Whilst scholars such as Patchin and Hinduja maintain that this argument holds some truth, they are not entirely convinced by it. I, too share some reservations as it ignores the fact that victims of traditional bullying can escape the harassment whilst they are at home, which cyberbullying victims cannot. Also, I think there is a misguided belief in the argument that by deleting the email, message, text, the victim is psychologically able to eradicate or ignore the abuse and so the impact is lesser.
To summarise, I believe that the first argument is the most convincing of the two arguments in this blog post- that cyberbullying is more of a threat than traditional bullying. I believe that there are certain features characteristic of cyberbullying which make victims’ experiences particularly harmful. For example, the anonymity of cyberbullies is concerning for victims because it is likely to worsen their behaviour as they do not fear punishment. The inescapable nature of cyberbullying (meaning than victims can be harassed at any time and in any place including their home-traditionally a place of refuge) also worsens victims’ experiences and may increase feelings of depression, isolation and anxiety.
By Charlotte Dodds
For further information regarding cyberbullying and digital abuse please explore the suggestions below.
- What is cyberbullying?
- Every parents nightmare: A first hand parents account of a cyberbullying related suicide
- The dynamic relationship between bullying in the online and offline worlds
- Sexting, What is it?
- Stop Cyberbullying Day poll reveals 55% of teens suffer cyberbullying
Edur-Baker, O. (2010) ‘Cyberbullying and its correlation to traditional bullying, gender and frequent and risky usage of internet-mediated communication tools’, New Media Society, vol. 12:1 pp 109-125, Sage journals [Online]. Available at: http://nms.sagepub.com/content/12/1/109.abstract [Accessed: 10 August 2014].
Olweus, D. (2012) ‘School bullying: Development and current status’. Orange County Convention Center, 4 August 2012. Available [Online] at: http://www.eurekalert.org/pub_releases/2012-08/apa-clf080412.php [Accessed: 20 August 2014].

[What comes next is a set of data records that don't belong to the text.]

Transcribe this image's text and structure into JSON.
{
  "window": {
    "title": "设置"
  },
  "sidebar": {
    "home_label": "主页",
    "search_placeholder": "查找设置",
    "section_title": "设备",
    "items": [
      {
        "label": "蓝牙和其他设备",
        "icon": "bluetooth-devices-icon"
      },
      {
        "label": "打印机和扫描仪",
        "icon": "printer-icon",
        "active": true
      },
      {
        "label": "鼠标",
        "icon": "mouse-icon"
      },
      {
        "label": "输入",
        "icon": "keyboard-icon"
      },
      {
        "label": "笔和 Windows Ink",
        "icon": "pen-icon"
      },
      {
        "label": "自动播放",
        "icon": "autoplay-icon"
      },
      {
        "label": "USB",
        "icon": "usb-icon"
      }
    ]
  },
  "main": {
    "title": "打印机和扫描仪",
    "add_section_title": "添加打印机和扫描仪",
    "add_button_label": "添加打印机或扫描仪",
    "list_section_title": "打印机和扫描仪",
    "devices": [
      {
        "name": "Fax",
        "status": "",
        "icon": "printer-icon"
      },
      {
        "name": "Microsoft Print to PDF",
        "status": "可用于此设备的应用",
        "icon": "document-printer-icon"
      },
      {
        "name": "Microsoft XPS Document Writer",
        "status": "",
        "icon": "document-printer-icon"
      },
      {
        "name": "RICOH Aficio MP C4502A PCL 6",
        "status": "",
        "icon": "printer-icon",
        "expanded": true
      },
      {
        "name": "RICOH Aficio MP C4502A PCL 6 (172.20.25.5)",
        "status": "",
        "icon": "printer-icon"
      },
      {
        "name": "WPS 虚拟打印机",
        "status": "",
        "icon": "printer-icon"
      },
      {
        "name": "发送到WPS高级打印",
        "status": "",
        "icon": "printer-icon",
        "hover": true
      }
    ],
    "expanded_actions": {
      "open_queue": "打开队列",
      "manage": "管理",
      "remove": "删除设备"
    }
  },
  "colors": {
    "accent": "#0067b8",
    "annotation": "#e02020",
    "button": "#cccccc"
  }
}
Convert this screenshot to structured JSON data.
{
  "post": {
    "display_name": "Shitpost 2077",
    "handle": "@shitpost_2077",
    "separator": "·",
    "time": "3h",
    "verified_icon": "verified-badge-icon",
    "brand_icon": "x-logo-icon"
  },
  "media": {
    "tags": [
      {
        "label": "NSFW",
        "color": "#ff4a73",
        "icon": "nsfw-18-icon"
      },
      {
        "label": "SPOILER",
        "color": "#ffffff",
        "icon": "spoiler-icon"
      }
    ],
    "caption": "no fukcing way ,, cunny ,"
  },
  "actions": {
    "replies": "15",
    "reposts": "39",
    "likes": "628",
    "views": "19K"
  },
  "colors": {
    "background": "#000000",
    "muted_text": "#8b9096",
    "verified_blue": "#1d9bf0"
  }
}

Ortega, R. Elipe, P. Mora-Mercha, J A. Genta, M L. Brighi, A. Guarini, A. Smith, P K. Thompson, F. Tippett, N. (2012) ‘The emotional impact of bullying and cyberbullying on victims: A European cross-national study, Agressive Behavior, vol. 38:5 pp 342-356, Wiley Online Library [Online]. Available at: http://onlinelibrary.wiley.com/doi/10.1002/ab.21440/abstract [Accessed: 10 August 2014].
Patchin, J W. Hinduja, S. (2006) ‘Bullies move beyond the schoolyard: A preliminary look at cyberbullying’, Youth Violence and Juvenile Justice, vol. 4:2 pp 148-169, Sage journals [Online]. Available at: http://yvj.sagepub.com/content/4/2/148.abstract [Accessed: 10 August 2014].
Slonje, R. Smith, P K. (2008) ‘Cyberbullying: Another main type of bullying?’, Scandinavian Journal of Psychology, vol. 49:2 pp 147-154, Wiley Online Library [Online]. Available at: http://onlinelibrary.wiley.com/doi/10.1111/j.1467-9450.2007.00611.x/abstract [Accessed: 10 August 2014].
Smith, P. Mahdavi, J. Carvalho, M. Tippett, N. (2006) ‘An investigation into cyberbullying, its forms, awareness and impact, and the relationship between age and gender in cyberbullying’, National Archives [Online]. Available at:
https://www.education.gov.uk/publications/eOrderingDownload/RBX03-06.pdf [Accessed: 10 August 2014].